◆ **SUPPLIED RECORDS**:

⟨

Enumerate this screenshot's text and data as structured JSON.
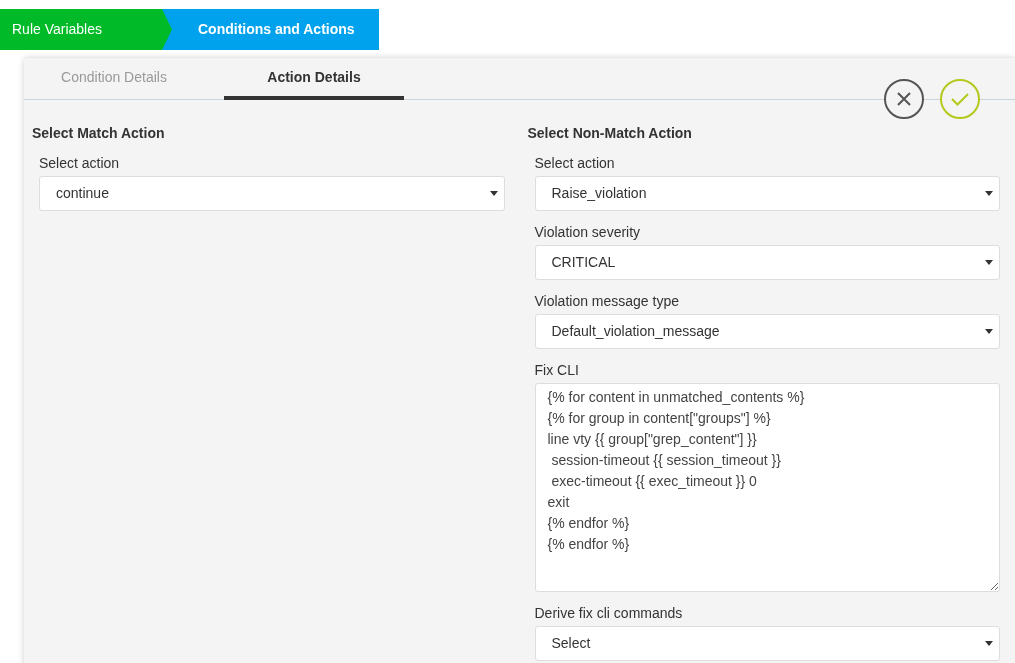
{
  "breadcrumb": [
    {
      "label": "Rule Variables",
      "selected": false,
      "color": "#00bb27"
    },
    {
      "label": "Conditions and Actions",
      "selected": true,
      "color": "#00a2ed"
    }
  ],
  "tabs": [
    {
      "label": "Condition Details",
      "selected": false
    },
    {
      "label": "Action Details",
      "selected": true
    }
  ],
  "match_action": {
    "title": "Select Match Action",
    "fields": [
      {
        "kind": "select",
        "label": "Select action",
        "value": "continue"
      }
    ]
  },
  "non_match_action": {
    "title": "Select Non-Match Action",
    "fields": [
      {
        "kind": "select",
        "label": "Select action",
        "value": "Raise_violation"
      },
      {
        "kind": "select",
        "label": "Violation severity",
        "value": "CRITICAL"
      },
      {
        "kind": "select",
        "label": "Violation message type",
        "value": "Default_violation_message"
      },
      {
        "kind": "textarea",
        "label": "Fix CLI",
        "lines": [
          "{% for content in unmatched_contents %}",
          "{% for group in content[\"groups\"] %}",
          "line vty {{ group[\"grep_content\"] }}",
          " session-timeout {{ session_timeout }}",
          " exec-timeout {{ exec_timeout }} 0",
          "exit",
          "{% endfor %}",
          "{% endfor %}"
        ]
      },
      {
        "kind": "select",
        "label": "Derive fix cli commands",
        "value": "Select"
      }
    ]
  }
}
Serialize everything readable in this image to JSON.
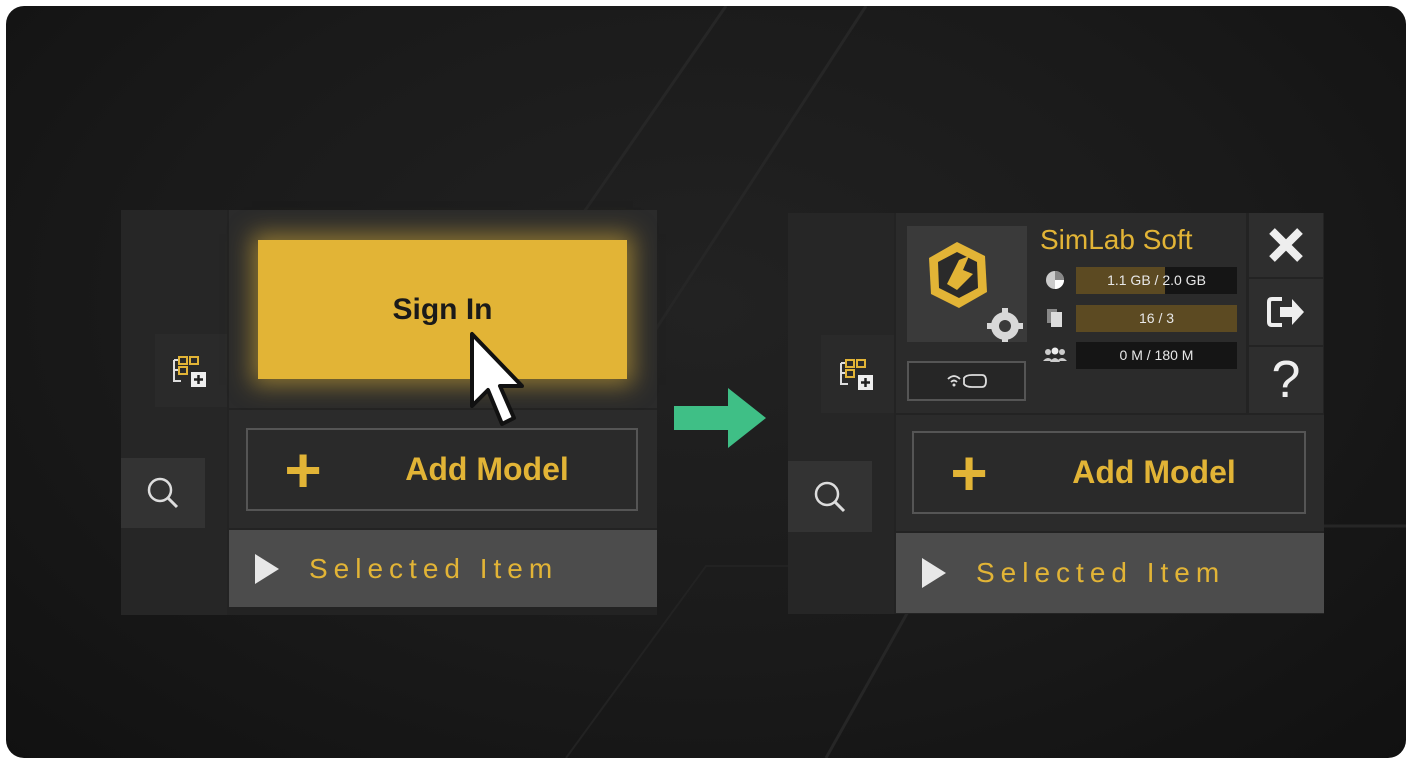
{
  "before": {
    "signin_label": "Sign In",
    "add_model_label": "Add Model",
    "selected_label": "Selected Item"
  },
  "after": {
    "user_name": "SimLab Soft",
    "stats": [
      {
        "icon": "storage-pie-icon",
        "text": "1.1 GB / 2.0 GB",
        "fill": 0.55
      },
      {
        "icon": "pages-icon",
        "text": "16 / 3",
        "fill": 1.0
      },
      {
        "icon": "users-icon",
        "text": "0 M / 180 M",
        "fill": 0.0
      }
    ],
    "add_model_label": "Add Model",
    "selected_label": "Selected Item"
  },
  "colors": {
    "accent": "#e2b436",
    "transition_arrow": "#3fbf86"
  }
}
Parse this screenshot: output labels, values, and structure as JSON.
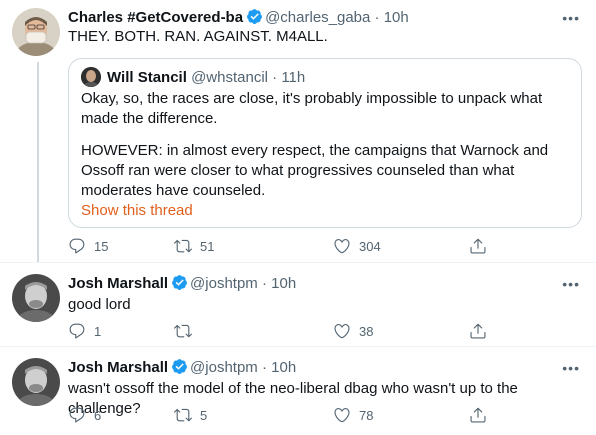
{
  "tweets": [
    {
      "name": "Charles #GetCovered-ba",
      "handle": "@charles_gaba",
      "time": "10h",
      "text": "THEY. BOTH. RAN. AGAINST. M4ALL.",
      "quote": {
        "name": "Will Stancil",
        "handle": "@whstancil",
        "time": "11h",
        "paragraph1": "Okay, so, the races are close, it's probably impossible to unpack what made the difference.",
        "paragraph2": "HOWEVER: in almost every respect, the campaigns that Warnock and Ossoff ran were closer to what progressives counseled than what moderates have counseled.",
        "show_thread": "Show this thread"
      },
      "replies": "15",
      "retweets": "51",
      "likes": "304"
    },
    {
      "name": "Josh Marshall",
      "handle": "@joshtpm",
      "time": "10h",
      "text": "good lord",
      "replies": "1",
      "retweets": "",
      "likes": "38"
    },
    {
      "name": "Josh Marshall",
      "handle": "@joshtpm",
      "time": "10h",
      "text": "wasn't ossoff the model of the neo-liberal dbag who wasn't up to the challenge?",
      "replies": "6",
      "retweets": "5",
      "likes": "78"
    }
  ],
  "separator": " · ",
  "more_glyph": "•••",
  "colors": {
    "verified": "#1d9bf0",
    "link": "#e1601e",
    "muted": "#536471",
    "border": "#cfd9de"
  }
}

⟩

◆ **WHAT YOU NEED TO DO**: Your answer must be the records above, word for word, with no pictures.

◆ **RESULT**:
Enumerate this screenshot's text and data as structured JSON.
{
  "breadcrumb": [
    {
      "label": "Rule Variables",
      "selected": false,
      "color": "#00bb27"
    },
    {
      "label": "Conditions and Actions",
      "selected": true,
      "color": "#00a2ed"
    }
  ],
  "tabs": [
    {
      "label": "Condition Details",
      "selected": false
    },
    {
      "label": "Action Details",
      "selected": true
    }
  ],
  "match_action": {
    "title": "Select Match Action",
    "fields": [
      {
        "kind": "select",
        "label": "Select action",
        "value": "continue"
      }
    ]
  },
  "non_match_action": {
    "title": "Select Non-Match Action",
    "fields": [
      {
        "kind": "select",
        "label": "Select action",
        "value": "Raise_violation"
      },
      {
        "kind": "select",
        "label": "Violation severity",
        "value": "CRITICAL"
      },
      {
        "kind": "select",
        "label": "Violation message type",
        "value": "Default_violation_message"
      },
      {
        "kind": "textarea",
        "label": "Fix CLI",
        "lines": [
          "{% for content in unmatched_contents %}",
          "{% for group in content[\"groups\"] %}",
          "line vty {{ group[\"grep_content\"] }}",
          " session-timeout {{ session_timeout }}",
          " exec-timeout {{ exec_timeout }} 0",
          "exit",
          "{% endfor %}",
          "{% endfor %}"
        ]
      },
      {
        "kind": "select",
        "label": "Derive fix cli commands",
        "value": "Select"
      }
    ]
  }
}
Serialize everything readable in this image to JSON.
{
  "before": {
    "signin_label": "Sign In",
    "add_model_label": "Add Model",
    "selected_label": "Selected Item"
  },
  "after": {
    "user_name": "SimLab Soft",
    "stats": [
      {
        "icon": "storage-pie-icon",
        "text": "1.1 GB / 2.0 GB",
        "fill": 0.55
      },
      {
        "icon": "pages-icon",
        "text": "16 / 3",
        "fill": 1.0
      },
      {
        "icon": "users-icon",
        "text": "0 M / 180 M",
        "fill": 0.0
      }
    ],
    "add_model_label": "Add Model",
    "selected_label": "Selected Item"
  },
  "colors": {
    "accent": "#e2b436",
    "transition_arrow": "#3fbf86"
  }
}
Parse this screenshot: output labels, values, and structure as JSON.
{
  "tweets": [
    {
      "name": "Charles #GetCovered-ba",
      "handle": "@charles_gaba",
      "time": "10h",
      "text": "THEY. BOTH. RAN. AGAINST. M4ALL.",
      "quote": {
        "name": "Will Stancil",
        "handle": "@whstancil",
        "time": "11h",
        "paragraph1": "Okay, so, the races are close, it's probably impossible to unpack what made the difference.",
        "paragraph2": "HOWEVER: in almost every respect, the campaigns that Warnock and Ossoff ran were closer to what progressives counseled than what moderates have counseled.",
        "show_thread": "Show this thread"
      },
      "replies": "15",
      "retweets": "51",
      "likes": "304"
    },
    {
      "name": "Josh Marshall",
      "handle": "@joshtpm",
      "time": "10h",
      "text": "good lord",
      "replies": "1",
      "retweets": "",
      "likes": "38"
    },
    {
      "name": "Josh Marshall",
      "handle": "@joshtpm",
      "time": "10h",
      "text": "wasn't ossoff the model of the neo-liberal dbag who wasn't up to the challenge?",
      "replies": "6",
      "retweets": "5",
      "likes": "78"
    }
  ],
  "separator": " · ",
  "more_glyph": "•••",
  "colors": {
    "verified": "#1d9bf0",
    "link": "#e1601e",
    "muted": "#536471",
    "border": "#cfd9de"
  }
}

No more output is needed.